It has been a good while since I cooked fish last. I know, I know ... this one line is becoming common in almost all my posts on fish. But it is true. Much as I'd love to, I don't cook or eat fish as regularly any more.
Reasons are numerous ... yes, not one, not two, numerous. But they are of no import.
A few weeks back, when I had stopped by the fish shop to pick up a Rohu ... groaning inwardly "again :-(", I saw some good sized, fresh Pabda lying in a corner. Just a few ... around five pieces, were left.
It is not everyday, or month, or even a year, that I get good Pabda. Tyangra ... I do get often. But not the Pabda.
So, very happily, I skipped the Rohu and brought the Pabda home.
Spicy, with the sharpness of the mustard paste and slightly tangy from the fresh winter tomatoes with a dash of coriander leaves, the Jhaal seemed the perfect dish for that winter afternoon.
While I do not, usually, add fresh coriander leaves to dishes, I do that in winter for nostalgia.
Back home,winter is the only time when we got fresh coriander leaves. And adding them to dishes like the jhaal, the Begun pora, the simple Aloo bhate, and salads, gave a fresh flavour.
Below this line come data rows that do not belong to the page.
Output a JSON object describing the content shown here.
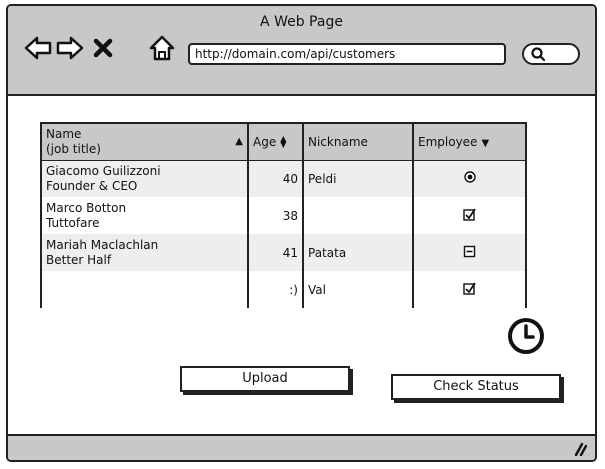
{
  "window": {
    "title": "A Web Page"
  },
  "address_bar": {
    "url": "http://domain.com/api/customers"
  },
  "nav": {
    "back_icon": "arrow-left-icon",
    "forward_icon": "arrow-right-icon",
    "stop_icon": "close-icon",
    "home_icon": "home-icon",
    "search_icon": "search-icon"
  },
  "table": {
    "headers": {
      "name": "Name",
      "name_sub": "(job title)",
      "age": "Age",
      "nickname": "Nickname",
      "employee": "Employee"
    },
    "rows": [
      {
        "name": "Giacomo Guilizzoni",
        "title": "Founder & CEO",
        "age": "40",
        "nickname": "Peldi",
        "employee": "radio-selected"
      },
      {
        "name": "Marco Botton",
        "title": "Tuttofare",
        "age": "38",
        "nickname": "",
        "employee": "checked"
      },
      {
        "name": "Mariah Maclachlan",
        "title": "Better Half",
        "age": "41",
        "nickname": "Patata",
        "employee": "indeterminate"
      },
      {
        "name": "",
        "title": "",
        "age": ":)",
        "nickname": "Val",
        "employee": "checked"
      }
    ]
  },
  "buttons": {
    "upload": "Upload",
    "check_status": "Check Status"
  },
  "colors": {
    "chrome": "#c8c8c8",
    "stroke": "#222222",
    "row_alt": "#eeeeee"
  }
}
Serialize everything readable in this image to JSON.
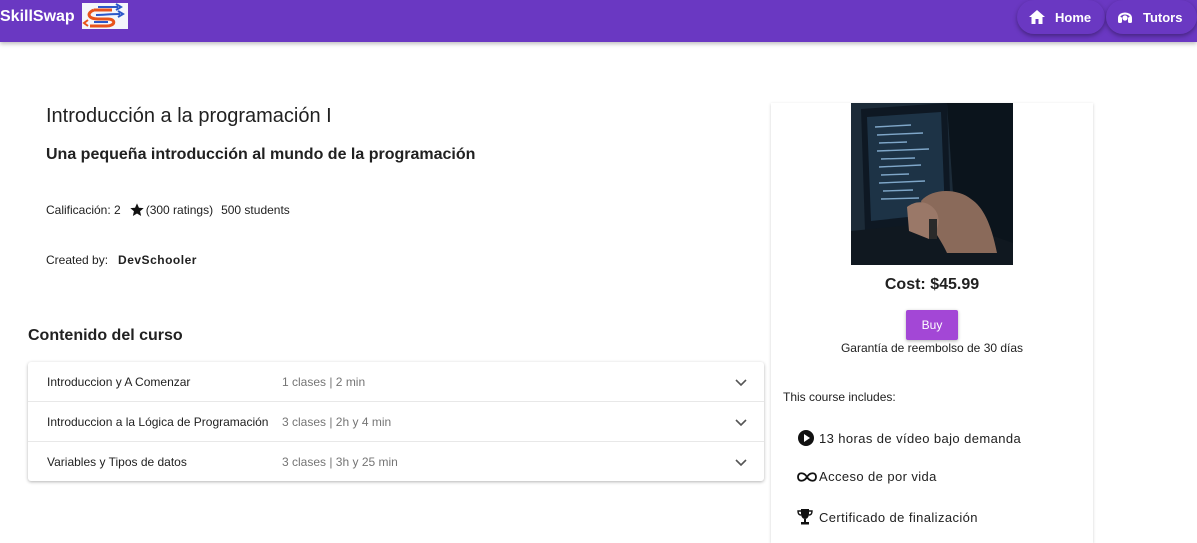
{
  "app": {
    "brand": "SkillSwap"
  },
  "nav": {
    "home": "Home",
    "tutors": "Tutors"
  },
  "course": {
    "title": "Introducción a la programación I",
    "subtitle": "Una pequeña introducción al mundo de la programación",
    "rating_label": "Calificación: 2",
    "ratings": "(300 ratings)",
    "students": "500 students",
    "created_by_label": "Created by:",
    "creator": "DevSchooler"
  },
  "content": {
    "title": "Contenido del curso",
    "sections": [
      {
        "title": "Introduccion y A Comenzar",
        "meta": "1 clases | 2 min"
      },
      {
        "title": "Introduccion a la Lógica de Programación",
        "meta": "3 clases | 2h y 4 min"
      },
      {
        "title": "Variables y Tipos de datos",
        "meta": "3 clases | 3h y 25 min"
      }
    ]
  },
  "purchase": {
    "cost": "Cost: $45.99",
    "buy": "Buy",
    "guarantee": "Garantía de reembolso de 30 días",
    "includes_title": "This course includes:",
    "includes": [
      {
        "icon": "play-circle-icon",
        "text": "13 horas de vídeo bajo demanda"
      },
      {
        "icon": "infinity-icon",
        "text": "Acceso de por vida"
      },
      {
        "icon": "trophy-icon",
        "text": "Certificado de finalización"
      }
    ]
  },
  "colors": {
    "primary": "#6a38c2",
    "buy": "#a347d6"
  }
}
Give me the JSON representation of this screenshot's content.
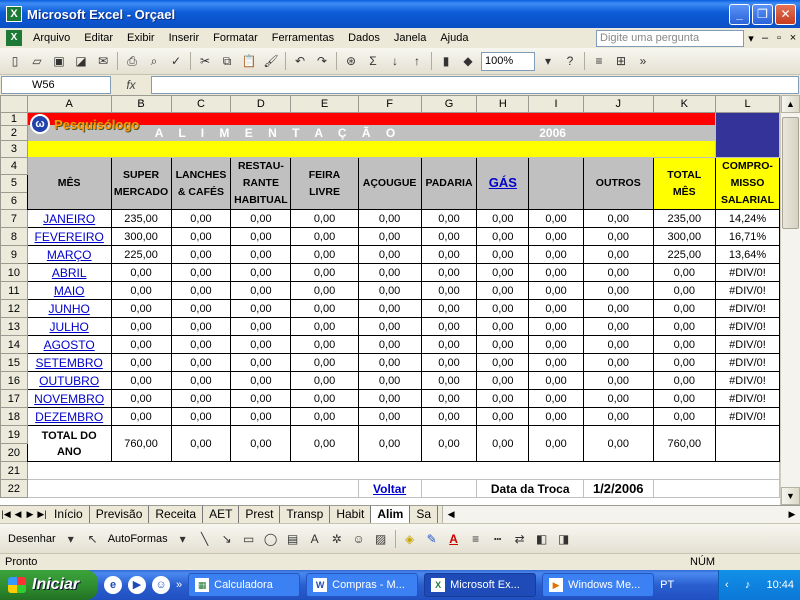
{
  "window": {
    "title": "Microsoft Excel - Orçael"
  },
  "menu": {
    "items": [
      "Arquivo",
      "Editar",
      "Exibir",
      "Inserir",
      "Formatar",
      "Ferramentas",
      "Dados",
      "Janela",
      "Ajuda"
    ],
    "help_placeholder": "Digite uma pergunta"
  },
  "toolbar": {
    "zoom": "100%"
  },
  "formula": {
    "name_box": "W56",
    "fx": "fx",
    "value": ""
  },
  "columns": [
    "A",
    "B",
    "C",
    "D",
    "E",
    "F",
    "G",
    "H",
    "I",
    "J",
    "K",
    "L"
  ],
  "banner": {
    "logo": "Pesquisólogo",
    "title": "A L I M E N T A Ç Ã O",
    "year": "2006"
  },
  "headers": {
    "mes": "MÊS",
    "super": "SUPER MERCADO",
    "lanches": "LANCHES & CAFÉS",
    "restaurante": "RESTAU-RANTE HABITUAL",
    "feira": "FEIRA LIVRE",
    "acougue": "AÇOUGUE",
    "padaria": "PADARIA",
    "gas": "GÁS",
    "blank": "",
    "outros": "OUTROS",
    "total": "TOTAL MÊS",
    "compromisso": "COMPRO-MISSO SALARIAL"
  },
  "rows": [
    {
      "n": "7",
      "month": "JANEIRO",
      "values": [
        "235,00",
        "0,00",
        "0,00",
        "0,00",
        "0,00",
        "0,00",
        "0,00",
        "0,00",
        "0,00",
        "235,00",
        "14,24%"
      ]
    },
    {
      "n": "8",
      "month": "FEVEREIRO",
      "values": [
        "300,00",
        "0,00",
        "0,00",
        "0,00",
        "0,00",
        "0,00",
        "0,00",
        "0,00",
        "0,00",
        "300,00",
        "16,71%"
      ]
    },
    {
      "n": "9",
      "month": "MARÇO",
      "values": [
        "225,00",
        "0,00",
        "0,00",
        "0,00",
        "0,00",
        "0,00",
        "0,00",
        "0,00",
        "0,00",
        "225,00",
        "13,64%"
      ]
    },
    {
      "n": "10",
      "month": "ABRIL",
      "values": [
        "0,00",
        "0,00",
        "0,00",
        "0,00",
        "0,00",
        "0,00",
        "0,00",
        "0,00",
        "0,00",
        "0,00",
        "#DIV/0!"
      ]
    },
    {
      "n": "11",
      "month": "MAIO",
      "values": [
        "0,00",
        "0,00",
        "0,00",
        "0,00",
        "0,00",
        "0,00",
        "0,00",
        "0,00",
        "0,00",
        "0,00",
        "#DIV/0!"
      ]
    },
    {
      "n": "12",
      "month": "JUNHO",
      "values": [
        "0,00",
        "0,00",
        "0,00",
        "0,00",
        "0,00",
        "0,00",
        "0,00",
        "0,00",
        "0,00",
        "0,00",
        "#DIV/0!"
      ]
    },
    {
      "n": "13",
      "month": "JULHO",
      "values": [
        "0,00",
        "0,00",
        "0,00",
        "0,00",
        "0,00",
        "0,00",
        "0,00",
        "0,00",
        "0,00",
        "0,00",
        "#DIV/0!"
      ]
    },
    {
      "n": "14",
      "month": "AGOSTO",
      "values": [
        "0,00",
        "0,00",
        "0,00",
        "0,00",
        "0,00",
        "0,00",
        "0,00",
        "0,00",
        "0,00",
        "0,00",
        "#DIV/0!"
      ]
    },
    {
      "n": "15",
      "month": "SETEMBRO",
      "values": [
        "0,00",
        "0,00",
        "0,00",
        "0,00",
        "0,00",
        "0,00",
        "0,00",
        "0,00",
        "0,00",
        "0,00",
        "#DIV/0!"
      ]
    },
    {
      "n": "16",
      "month": "OUTUBRO",
      "values": [
        "0,00",
        "0,00",
        "0,00",
        "0,00",
        "0,00",
        "0,00",
        "0,00",
        "0,00",
        "0,00",
        "0,00",
        "#DIV/0!"
      ]
    },
    {
      "n": "17",
      "month": "NOVEMBRO",
      "values": [
        "0,00",
        "0,00",
        "0,00",
        "0,00",
        "0,00",
        "0,00",
        "0,00",
        "0,00",
        "0,00",
        "0,00",
        "#DIV/0!"
      ]
    },
    {
      "n": "18",
      "month": "DEZEMBRO",
      "values": [
        "0,00",
        "0,00",
        "0,00",
        "0,00",
        "0,00",
        "0,00",
        "0,00",
        "0,00",
        "0,00",
        "0,00",
        "#DIV/0!"
      ]
    }
  ],
  "total_row": {
    "label": "TOTAL DO ANO",
    "values": [
      "760,00",
      "0,00",
      "0,00",
      "0,00",
      "0,00",
      "0,00",
      "0,00",
      "0,00",
      "0,00",
      "760,00",
      ""
    ]
  },
  "footer_row": {
    "voltar": "Voltar",
    "data_label": "Data da Troca",
    "data_value": "1/2/2006"
  },
  "sheet_tabs": [
    "Início",
    "Previsão",
    "Receita",
    "AET",
    "Prest",
    "Transp",
    "Habit",
    "Alim",
    "Sa"
  ],
  "active_tab": "Alim",
  "drawbar": {
    "desenhar": "Desenhar",
    "autoformas": "AutoFormas"
  },
  "status": {
    "ready": "Pronto",
    "num": "NÚM"
  },
  "taskbar": {
    "start": "Iniciar",
    "tasks": [
      "Calculadora",
      "Compras - M...",
      "Microsoft Ex...",
      "Windows Me..."
    ],
    "lang": "PT",
    "clock": "10:44"
  },
  "colors": {
    "banner_red": "#ff0000",
    "header_yellow": "#ffff00",
    "corner_navy": "#333399",
    "xp_blue": "#0a5ee0"
  }
}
Today I do it, only during winter, to relive those flavours of childhood.
I love the jhaal most when it is made of small sized fresh water fish like the Tyangra, Pabda, Parshe, Puti, etc.
They are packed with more protien, hence flavour, than the big sized Rohu or the Kaatla.
Ma always fries the fishes on high heat to crisp the skin. And I love them that way.
After soaking up the gravy, when you peel a piece off, you get the slightly crsip yet gravy soaked outer side along with the soft inside.Absolutely lovely.
Thamma would sometimes add a few pieces of raw mangoes to the jhaal. Or amchur. Or at other times, a little tamarind. Tasted heavenly with hot rice.
I stayed with the fresh tomatoes, the round, desi ones that actually have flavour and are slightly tart too. Perfect for that little sourness the jhaal needs.
Fresh Pabda - 2 pieces (cleaned, marinated in salt + turmeric, and fried in mustard oil)
Mustard oil - 2 tbsp
Kalonji / Kalo jeere / Nigella seeds - 1 tsp
Fresh green chillies - 2, broken
Onion - 1 medium, sliced
Tomatoes - 2, medium, chopped
Turmeric powder -a pinch
Mustard paste - 2 tbsp ( I use black mustard + white mustard seeds in equal quantities )
Salt - to taste
Fresh corinader leaves / Dhone paata - 2 tbsp, chopped
How to :
Heat the oil.
Add the kalo jeere + green chillies.
When they start to splutter, add the onions and fry well.
Add the turmeric powder. Fry till the onions are soft.
Add the tomatoes and cook till they turn mushy.
Now add the mustard paste, fry a little and add the water.
Add salt, cover and bring to a boil.
Lower heat, add the fish pieces, cover and cook on low heat.
When the gravy reaches desired consistency, add the coriander leaves and remove from heat.
Serve hot with steamed rice.
Here's my Pabda Macher jhaal, soaking up a little winter sun.
Some other Jhaals (mustard paste based curries) on Kichu Khonn
Peyaj kolir ( Onion stalks ) jhaal ( veg )
Shojne daatar ( Drumsticks ) jhaal ( veg )
Dharosh ( Bhindi/Lady's finger ) er jhaal (veg )
Chaatur ( Mushrooms ) jhaal ( veg )
Rui Maacher jhaal ( Rohu fish )
Shorshe Chingri ( Prawns )